EXERCISE:
Each line below that holds the string "JSON" counts once; report the total and nothing else.

SUPPLIED MATERIAL:
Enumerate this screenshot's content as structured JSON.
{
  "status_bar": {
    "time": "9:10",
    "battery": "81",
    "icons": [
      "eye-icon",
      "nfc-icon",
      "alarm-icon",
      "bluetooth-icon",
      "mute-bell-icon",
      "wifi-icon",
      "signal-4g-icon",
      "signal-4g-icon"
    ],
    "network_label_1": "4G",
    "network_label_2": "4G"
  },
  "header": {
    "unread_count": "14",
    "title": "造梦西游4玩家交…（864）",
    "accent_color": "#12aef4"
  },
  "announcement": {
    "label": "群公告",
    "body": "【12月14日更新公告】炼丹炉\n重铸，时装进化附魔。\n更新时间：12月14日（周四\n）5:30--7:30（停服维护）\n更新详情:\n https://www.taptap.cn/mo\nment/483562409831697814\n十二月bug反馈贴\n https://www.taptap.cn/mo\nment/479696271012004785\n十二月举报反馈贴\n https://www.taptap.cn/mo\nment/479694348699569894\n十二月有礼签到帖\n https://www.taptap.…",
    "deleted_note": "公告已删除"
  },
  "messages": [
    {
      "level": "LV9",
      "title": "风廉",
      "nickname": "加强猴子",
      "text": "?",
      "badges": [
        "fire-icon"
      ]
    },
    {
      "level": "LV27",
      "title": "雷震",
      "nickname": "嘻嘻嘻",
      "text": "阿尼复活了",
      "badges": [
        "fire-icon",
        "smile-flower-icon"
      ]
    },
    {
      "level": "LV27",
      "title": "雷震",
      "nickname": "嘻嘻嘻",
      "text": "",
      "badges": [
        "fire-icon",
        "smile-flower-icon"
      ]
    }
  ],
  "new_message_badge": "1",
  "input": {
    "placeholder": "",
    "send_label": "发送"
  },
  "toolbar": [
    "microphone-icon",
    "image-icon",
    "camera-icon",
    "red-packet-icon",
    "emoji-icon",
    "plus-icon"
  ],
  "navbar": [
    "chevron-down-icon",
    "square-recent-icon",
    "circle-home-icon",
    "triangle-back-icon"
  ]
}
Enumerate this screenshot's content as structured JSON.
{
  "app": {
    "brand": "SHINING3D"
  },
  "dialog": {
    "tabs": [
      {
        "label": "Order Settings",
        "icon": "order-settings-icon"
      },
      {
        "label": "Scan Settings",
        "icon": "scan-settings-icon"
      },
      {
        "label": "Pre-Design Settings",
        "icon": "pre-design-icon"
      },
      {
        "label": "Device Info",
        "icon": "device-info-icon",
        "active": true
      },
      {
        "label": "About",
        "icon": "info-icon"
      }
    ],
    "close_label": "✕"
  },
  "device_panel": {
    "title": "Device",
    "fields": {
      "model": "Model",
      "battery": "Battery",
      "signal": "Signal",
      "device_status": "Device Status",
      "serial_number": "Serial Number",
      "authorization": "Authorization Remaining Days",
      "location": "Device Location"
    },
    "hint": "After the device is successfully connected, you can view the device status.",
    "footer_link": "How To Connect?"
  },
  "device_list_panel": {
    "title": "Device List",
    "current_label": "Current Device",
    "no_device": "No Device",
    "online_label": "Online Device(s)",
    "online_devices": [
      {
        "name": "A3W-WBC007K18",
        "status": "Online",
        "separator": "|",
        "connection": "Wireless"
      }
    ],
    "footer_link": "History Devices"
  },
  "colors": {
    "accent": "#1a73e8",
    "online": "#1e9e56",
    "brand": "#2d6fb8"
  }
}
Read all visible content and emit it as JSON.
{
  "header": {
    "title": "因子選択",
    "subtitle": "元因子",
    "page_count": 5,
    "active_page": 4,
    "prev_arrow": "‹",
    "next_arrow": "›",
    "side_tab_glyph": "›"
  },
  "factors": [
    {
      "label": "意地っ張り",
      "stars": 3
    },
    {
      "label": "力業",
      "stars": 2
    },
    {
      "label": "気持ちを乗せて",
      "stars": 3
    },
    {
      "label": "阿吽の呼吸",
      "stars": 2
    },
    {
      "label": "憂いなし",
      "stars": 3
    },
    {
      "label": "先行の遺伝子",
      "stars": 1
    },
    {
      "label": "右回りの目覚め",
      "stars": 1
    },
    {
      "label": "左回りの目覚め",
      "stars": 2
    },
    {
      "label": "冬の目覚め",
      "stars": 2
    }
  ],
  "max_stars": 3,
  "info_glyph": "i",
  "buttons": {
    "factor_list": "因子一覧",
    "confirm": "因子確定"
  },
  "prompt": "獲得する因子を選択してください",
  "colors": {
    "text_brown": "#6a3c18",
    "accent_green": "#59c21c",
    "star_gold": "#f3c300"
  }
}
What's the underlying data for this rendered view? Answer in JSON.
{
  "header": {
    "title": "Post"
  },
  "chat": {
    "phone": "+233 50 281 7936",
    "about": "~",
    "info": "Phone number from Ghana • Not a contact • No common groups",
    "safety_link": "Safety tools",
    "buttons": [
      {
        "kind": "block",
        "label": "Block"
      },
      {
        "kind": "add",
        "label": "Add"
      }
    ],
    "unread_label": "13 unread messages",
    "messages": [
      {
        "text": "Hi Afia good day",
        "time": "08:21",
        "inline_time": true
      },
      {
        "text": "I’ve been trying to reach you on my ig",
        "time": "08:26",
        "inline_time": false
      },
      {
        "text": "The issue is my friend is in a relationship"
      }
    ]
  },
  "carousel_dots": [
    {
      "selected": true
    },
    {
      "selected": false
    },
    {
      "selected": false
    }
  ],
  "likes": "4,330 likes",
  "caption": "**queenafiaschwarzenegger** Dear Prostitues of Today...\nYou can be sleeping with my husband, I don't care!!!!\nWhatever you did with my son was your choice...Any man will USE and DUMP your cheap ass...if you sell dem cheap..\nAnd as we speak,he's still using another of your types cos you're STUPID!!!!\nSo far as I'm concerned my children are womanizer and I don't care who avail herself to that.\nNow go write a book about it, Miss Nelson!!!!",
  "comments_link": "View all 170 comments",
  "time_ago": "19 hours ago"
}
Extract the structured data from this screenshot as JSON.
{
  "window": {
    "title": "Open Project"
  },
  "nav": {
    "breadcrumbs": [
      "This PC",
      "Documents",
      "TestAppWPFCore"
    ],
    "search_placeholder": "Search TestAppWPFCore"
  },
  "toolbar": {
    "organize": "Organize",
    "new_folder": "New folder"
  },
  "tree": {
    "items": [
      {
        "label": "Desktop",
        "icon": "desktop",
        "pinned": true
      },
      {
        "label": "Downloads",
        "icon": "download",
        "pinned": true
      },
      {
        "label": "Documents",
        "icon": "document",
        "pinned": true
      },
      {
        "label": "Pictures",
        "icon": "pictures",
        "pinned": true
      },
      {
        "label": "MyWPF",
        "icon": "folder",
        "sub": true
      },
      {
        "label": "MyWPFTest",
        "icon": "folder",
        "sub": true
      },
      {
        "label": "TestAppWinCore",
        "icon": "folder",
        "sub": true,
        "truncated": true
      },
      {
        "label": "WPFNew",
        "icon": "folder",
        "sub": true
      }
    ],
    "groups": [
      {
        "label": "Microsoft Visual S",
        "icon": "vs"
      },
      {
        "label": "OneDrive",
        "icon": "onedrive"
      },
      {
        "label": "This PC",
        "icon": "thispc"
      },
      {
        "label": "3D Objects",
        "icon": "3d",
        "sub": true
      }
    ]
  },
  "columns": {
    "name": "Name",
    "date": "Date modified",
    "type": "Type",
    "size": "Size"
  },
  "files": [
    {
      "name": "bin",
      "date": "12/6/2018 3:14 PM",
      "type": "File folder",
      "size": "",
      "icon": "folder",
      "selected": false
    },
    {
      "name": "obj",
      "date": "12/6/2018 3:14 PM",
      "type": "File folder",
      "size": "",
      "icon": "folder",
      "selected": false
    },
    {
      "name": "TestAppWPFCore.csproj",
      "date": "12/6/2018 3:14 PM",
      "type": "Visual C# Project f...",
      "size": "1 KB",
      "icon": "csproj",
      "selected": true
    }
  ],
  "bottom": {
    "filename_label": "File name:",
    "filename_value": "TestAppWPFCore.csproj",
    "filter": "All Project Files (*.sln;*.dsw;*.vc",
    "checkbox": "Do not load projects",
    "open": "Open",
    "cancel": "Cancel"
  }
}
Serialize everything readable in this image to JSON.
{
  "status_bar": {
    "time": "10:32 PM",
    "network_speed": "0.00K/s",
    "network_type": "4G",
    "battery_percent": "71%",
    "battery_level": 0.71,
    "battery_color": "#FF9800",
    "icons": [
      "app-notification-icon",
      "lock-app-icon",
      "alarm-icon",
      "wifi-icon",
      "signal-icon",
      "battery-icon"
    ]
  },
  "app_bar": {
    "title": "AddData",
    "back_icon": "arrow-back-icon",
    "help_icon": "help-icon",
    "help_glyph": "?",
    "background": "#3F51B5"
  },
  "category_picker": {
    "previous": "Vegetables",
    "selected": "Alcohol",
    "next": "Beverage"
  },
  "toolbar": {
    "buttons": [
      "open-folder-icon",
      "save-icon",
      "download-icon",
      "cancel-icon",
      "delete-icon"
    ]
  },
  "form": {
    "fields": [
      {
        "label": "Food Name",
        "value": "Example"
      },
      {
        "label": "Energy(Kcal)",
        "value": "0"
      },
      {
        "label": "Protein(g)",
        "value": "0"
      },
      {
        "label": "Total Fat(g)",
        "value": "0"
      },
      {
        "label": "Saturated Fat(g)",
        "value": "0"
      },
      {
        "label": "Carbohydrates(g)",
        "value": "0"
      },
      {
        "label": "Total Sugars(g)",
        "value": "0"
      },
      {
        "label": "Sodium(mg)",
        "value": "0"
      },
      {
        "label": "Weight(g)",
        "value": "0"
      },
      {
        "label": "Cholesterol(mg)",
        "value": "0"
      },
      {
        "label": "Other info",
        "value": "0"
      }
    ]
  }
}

WRITTEN RESPONSE:
6